The setting is historical, taking place in Badger’s End, England, at the beginning of the 20th century. The Pennyfoot Country Club is decorated for Christmas, and the staff are preparing the hotel for holiday festivities. Cecily Sinclair Baxter, the manager of the hotel, has her hands full. The household manager, Mrs. Chubb, has left to take care of her grandchildren while her daughter recovers from being ill. The replacement, Beatrice Tucker, has alienated just about everyone in the house with her waspish tongue and temper. Cecily’s husband’s first name is never given; he’s simply called Baxter throughout. (All the characters at the Pennyfoot are referred to by their first names except Mrs. Chubb and Baxter.)

The hotel is filled up when Archibald Armitage, master thespian, is found murdered in his room. It is revealed that Armitage had been the lover of a young woman whom he had abandoned after she became pregnant by him; she committed suicide. This being the Edwardian Age, her entire reputation had been destroyed as well as her standing in society. Strangely enough, her parents are also staying at the hotel for the holidays. Then there’s Tucker, whom Armitage had apparently insulted one night after she had played up to him because he was well-known. However, Pansy the maid thought Armitage a gentleman because he had saved Tess, Samuel the stable manager and carriage driver’s dog (and Pansy’s fiance), from drowning in the pond. However, she’s in the minority.

There is a lively cast of characters. Tucker is just a miserable, old bag who constantly tears anyone apart for any little infraction. The cook Michel, who speaks English with a French accent (but his Cockney slang when drunk reveals his true birthplace), detests her. She has so upset the household that Cecily tries to bring her into line to no avail; Cecily is also afraid to offend the woman, since she needs a housekeeper to keep the household running efficiently through the holiday season. Samuel and Pansy have been engaged for awhile when something happens to break them up. Pansy’s friend Gertie, also a maid, finds Clive the caretaker an enigma; her twins adore him and he cares for them and her, but he’s harboring a secret. Gertie herself has been around, having had children with a man whom she loved but then found out was already married; had fallen for an upper-class man who wanted to move her and the children to London, but she had realized that it would never work and broke it off; had married a much older man more for the children than for herself; and now, widowed, she is not sure what to make of Clive. Gilbert Tubbs, Samuel’s assistant, also has an ax to grind with Armitage.

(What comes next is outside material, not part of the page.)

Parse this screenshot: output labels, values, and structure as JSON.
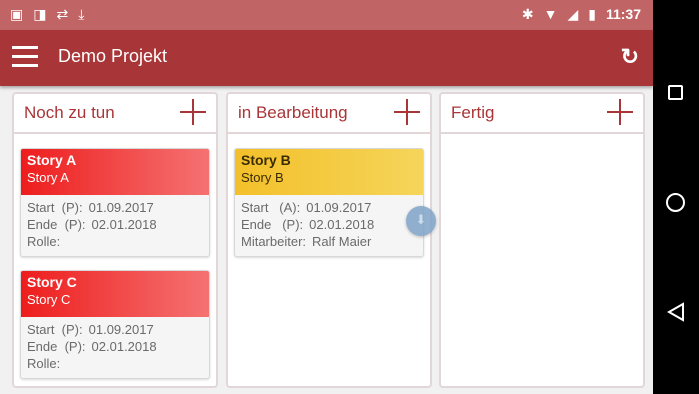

Then there’s Cecily’s friends, Madeline and Phoebe. Madeline had married Kevin Prestwick, the local doctor, who had been a suitor of Cecily’s before taking up with Madeline. Madeline has precognitive abilities that come over her and, in a trance, she calls out what she sees. Phoebe married Freddie the colonel, whom Baxter is sure is completely crazy. Phoebe is completely self-absorbed and into how things look; substance isn’t that important.

For the most part, I found Baxter a wet dishrag. I kept wondering why Cecily, had married him. However, in one passage, he secretly admitted that he was proud of his wife’s sleuthing abilities and couldn’t understand why the government hadn’t simply given women the right to vote, figuring that if they were only half as smart as his wife then the country could only benefit from the brainpower.

I liked the book, and the characters. I would recommend the book to anyone who likes historical mysteries. The running joke throughout is that Cecily wants to keep the murder hush-hush, since most people know about the Pennyfoot’s record of having murders committed around the holidays. It’s a definite damper on the festivities.